YOUR GOAL →
Each line of the records that includes "distance" should be found and copied.
::: SUPPLIED MATERIAL
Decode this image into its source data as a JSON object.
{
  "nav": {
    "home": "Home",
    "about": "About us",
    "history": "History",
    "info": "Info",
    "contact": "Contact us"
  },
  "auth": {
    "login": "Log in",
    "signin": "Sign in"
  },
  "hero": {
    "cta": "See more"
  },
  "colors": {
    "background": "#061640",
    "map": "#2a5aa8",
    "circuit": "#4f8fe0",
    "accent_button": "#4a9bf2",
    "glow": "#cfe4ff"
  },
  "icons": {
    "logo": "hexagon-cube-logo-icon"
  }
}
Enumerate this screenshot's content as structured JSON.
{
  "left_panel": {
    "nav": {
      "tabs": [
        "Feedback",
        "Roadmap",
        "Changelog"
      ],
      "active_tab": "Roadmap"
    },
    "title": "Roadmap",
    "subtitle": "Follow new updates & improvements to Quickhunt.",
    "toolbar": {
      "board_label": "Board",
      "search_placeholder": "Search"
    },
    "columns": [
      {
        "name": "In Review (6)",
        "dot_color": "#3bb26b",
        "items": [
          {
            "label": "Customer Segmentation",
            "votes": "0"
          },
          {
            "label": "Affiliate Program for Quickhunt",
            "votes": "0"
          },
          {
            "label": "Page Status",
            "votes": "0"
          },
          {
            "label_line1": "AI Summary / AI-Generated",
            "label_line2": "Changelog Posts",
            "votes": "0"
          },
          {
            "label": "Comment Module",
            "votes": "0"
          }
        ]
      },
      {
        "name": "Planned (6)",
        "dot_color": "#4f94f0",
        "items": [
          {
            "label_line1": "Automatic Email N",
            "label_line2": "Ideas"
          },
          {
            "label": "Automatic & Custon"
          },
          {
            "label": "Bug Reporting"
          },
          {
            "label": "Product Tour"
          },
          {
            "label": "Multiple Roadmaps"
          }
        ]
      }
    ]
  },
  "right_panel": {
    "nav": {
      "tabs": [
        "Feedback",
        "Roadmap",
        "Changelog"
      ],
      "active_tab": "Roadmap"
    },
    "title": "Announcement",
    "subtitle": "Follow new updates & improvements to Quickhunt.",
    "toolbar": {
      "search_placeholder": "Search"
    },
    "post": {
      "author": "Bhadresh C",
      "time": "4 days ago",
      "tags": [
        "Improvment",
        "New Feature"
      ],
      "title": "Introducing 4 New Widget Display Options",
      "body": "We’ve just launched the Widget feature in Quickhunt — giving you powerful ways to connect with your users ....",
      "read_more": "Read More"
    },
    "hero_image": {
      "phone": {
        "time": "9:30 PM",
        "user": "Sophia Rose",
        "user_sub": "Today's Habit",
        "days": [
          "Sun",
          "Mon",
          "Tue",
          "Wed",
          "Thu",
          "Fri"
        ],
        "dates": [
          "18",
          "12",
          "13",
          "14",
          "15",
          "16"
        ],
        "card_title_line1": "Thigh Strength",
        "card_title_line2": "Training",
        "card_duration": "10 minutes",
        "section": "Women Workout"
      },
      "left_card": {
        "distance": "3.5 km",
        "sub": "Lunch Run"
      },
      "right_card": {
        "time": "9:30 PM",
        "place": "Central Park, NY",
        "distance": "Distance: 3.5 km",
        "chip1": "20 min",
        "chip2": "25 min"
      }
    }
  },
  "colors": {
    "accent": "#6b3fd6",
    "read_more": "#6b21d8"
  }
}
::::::
REPLY TO THE EXERCISE →
        "distance": "3.5 km",
        "distance": "Distance: 3.5 km",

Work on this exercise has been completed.